  • Timor-Leste went to the polls on March 19 for its fifth presidential election since independence in 2002, but the lack of a decisive result means the focus has shifted to a runoff in mid-April. Because no candidate secured an outright majority of at least 50 percent of the votes cast, a second-round runoff between the top two candidates will be held on April 19.
  • The diverse range of the 16 candidates fielded in the election reflects a country on the verge of an intergenerational and demographic shift. At one end is the politically dominant “old guard” generation of revolutionary heroes, and at the other end is the next crop of would-be leaders seeking to represent a burgeoning young Timor-Leste population who do not remember the period of Indonesian occupation.


  • The results demonstrated that after almost 20 years, Timor-Leste’s key independence figures still dominate the political landscape. Nobel Peace Prize laureate and former president and prime minister, Jose Ramos-Horta, has emerged as the frontrunner, with 45.9 percent of the vote. In second place is former resistance fighter and incumbent President Francisco “Lu Olo” Guterres, with 22.4 percent.
  • While a runoff could shift the dynamics because the remaining two candidates will need to seek the endorsement of eliminated first round candidates, Ramos-Horta is expected to take on the presidency pending an unexpected development.


  • The country’s future political stability will hinge on the action of the winner. If he wins, the highly experienced Ramos-Horta will need to deftly balance his National Congress for Timorese Reconstruction (CNRT) backers and not provoke strong resistance from the current governing coalition. Political stability will be key for Timor-Leste as it works to recover from recent setbacks, including COVID-19 and floods, and struggles to find solutions to the country’s dwindling revenue pool supported by its sovereign wealth petroleum fund.
  • While it is clear that the old guard still has the edge in the spectrum of the country’s politics, new, businesses thinking ahead should keep in mind that younger voices could gain traction in the coming years. The shift could crystallize the next governing period from 2023 to 2027.
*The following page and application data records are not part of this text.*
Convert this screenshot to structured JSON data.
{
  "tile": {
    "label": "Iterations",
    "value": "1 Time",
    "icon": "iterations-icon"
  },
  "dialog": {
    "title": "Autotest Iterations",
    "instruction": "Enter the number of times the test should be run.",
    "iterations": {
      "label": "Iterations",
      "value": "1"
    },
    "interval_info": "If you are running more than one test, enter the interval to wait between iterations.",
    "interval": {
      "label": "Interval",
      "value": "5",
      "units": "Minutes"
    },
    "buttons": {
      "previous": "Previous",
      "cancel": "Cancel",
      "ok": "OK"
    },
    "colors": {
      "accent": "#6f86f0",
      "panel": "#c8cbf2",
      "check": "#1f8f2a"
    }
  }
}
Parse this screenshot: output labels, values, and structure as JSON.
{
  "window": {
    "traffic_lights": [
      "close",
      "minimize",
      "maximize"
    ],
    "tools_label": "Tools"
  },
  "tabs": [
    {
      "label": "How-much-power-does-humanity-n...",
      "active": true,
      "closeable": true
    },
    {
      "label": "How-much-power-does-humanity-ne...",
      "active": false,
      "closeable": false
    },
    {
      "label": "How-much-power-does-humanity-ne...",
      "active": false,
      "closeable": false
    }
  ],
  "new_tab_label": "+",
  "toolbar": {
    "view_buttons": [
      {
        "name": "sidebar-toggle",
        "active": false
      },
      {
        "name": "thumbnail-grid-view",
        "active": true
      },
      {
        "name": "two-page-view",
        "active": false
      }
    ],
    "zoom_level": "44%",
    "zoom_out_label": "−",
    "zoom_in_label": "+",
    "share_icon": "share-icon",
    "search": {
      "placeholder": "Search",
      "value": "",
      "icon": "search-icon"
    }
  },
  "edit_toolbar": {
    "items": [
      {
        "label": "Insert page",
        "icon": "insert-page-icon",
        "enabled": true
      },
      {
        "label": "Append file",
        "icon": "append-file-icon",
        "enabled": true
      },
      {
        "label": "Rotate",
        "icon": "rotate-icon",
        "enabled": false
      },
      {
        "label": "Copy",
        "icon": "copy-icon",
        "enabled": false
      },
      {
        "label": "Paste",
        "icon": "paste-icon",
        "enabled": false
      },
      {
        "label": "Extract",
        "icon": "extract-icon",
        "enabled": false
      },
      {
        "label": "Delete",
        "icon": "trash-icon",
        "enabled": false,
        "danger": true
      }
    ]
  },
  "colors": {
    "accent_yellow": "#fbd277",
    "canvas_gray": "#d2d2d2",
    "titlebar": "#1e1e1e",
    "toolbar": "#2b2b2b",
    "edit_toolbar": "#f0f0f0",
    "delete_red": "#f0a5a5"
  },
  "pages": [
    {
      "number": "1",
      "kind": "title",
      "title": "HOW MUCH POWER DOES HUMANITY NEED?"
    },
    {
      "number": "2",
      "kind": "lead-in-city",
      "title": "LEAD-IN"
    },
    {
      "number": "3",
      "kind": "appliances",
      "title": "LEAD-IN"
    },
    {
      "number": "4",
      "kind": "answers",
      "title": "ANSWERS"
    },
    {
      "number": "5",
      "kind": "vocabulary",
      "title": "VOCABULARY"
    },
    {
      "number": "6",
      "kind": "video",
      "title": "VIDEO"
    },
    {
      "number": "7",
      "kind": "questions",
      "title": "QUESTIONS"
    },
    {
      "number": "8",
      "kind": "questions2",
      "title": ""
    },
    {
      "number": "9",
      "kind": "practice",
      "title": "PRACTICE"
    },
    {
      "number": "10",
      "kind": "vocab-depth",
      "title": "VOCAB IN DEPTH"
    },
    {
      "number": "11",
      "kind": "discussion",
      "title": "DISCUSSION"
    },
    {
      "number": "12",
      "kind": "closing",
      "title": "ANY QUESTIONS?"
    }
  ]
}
BGA will continue to keep you updated on developments in Timor-Leste as they occur. If you have any comments or questions, please contact BGA Senior Advisor Ambassador Ian Kemish at